By Jim Hagerty
Less than a month after Target announced that its holiday credit card breach affected 40 million customers, the company revealed Friday, Jan. 10, that as many as 110 million cardholders were robbed of personal information during the hack.
Target maintains that the information boosted form its point-of-sale machines is encrypted and is next to impossible to decode. But, officials now say millions of online shoppers were also affected.
That means e-mail addresses, phone numbers, names and home addresses were stolen during the Nov. 27-Dec. 15, 2013 breach.
The company has not announced a cause of the breach, other than it is one of the largest cases of merchant theft in history.
As Target works with law enforcement to track down the hackers, local officials are urging customers to take added precautions against identity theft.
“With the theft of personal information such e-mail addresses, the threat of identity theft becomes even greater,” said Dennis Horton, director of the Rockford Better Business Bureau. “Not only do those who may have been impacted by the original breach need to be concerned that their bank and credit card accounts may be compromised, they now must be prepared to protect their identities as well.”
Although no cases of identity theft have been reported since the massive breach, Horton said the incident has created abreeding ground for criminals and a variety of related scams.

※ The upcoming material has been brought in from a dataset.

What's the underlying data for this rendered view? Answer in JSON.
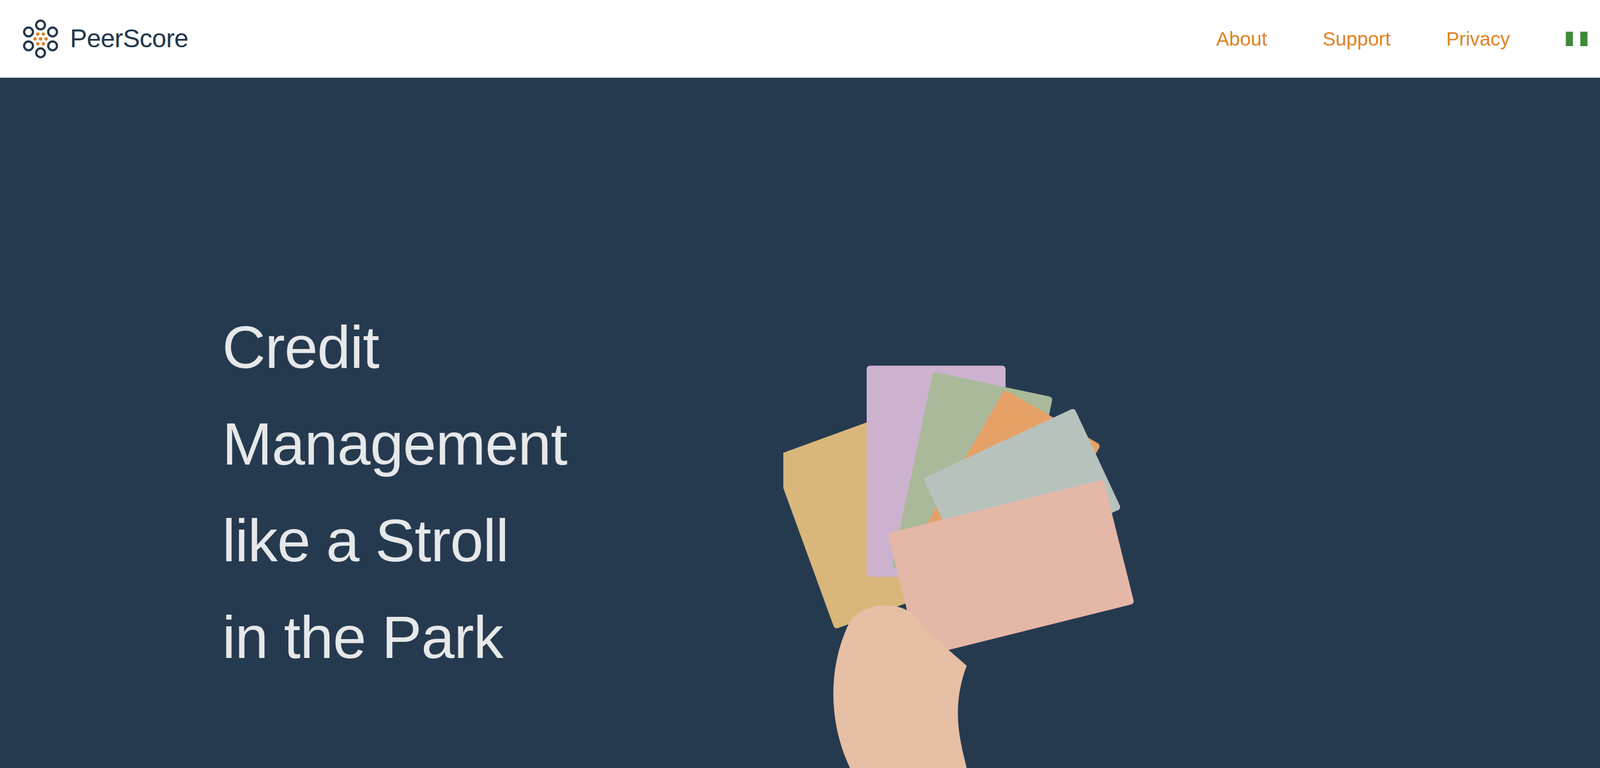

Horton said Target Christmas shoppers should expect to receive fraudulent calls, fake e-mails, letters–all from criminals–in the wake of the breach. Each will be an attempt to steal personal information such as bank account numbers and Social Security numbers.
Following are recommendations by the Better Business Bureau to protect cardholders from becoming victims of identity theft.
Be on your guard:
—If you shopped at Target, expect to get fake phone calls, emails and letters in the mail, because there is a good chance scammers can contact you.
—Never give out personal information.
—If a person calls and claims to be with your bank and says you’ve been affected by the hack, hang up.
—Call bank number on credit card directly.
—If you receive an e-mail from someone who claims to be from Target, don’t click on links. Go to Target.com/databreach instead. This website gives all the correct information.
Contact financial institutions first:
—Don’t wait for your bank to contact you.
—Let the bank know you’ve shopped at Target and are at risk. You might get a new card or PIN number.
—Check your credit report online.
—Check bank and credit card statements for charges you don’t recognize.
Sign up for fraud monitoring:
—Target is offering one year of free credit monitoring and identity theft protection. Use this to your advantage.
—Watch websites you use. If criminals have your contact information they can pose as you on websites with your credit card information.
—Contact the website directly if you have any concerns.
“Identity theft is still the fastest growing white collar crime,” Horton added. “The BBB is here for consumers not only when they need help finding a trustworthy business, and also to help protect their identity.”
Posted Jan. 10, 2014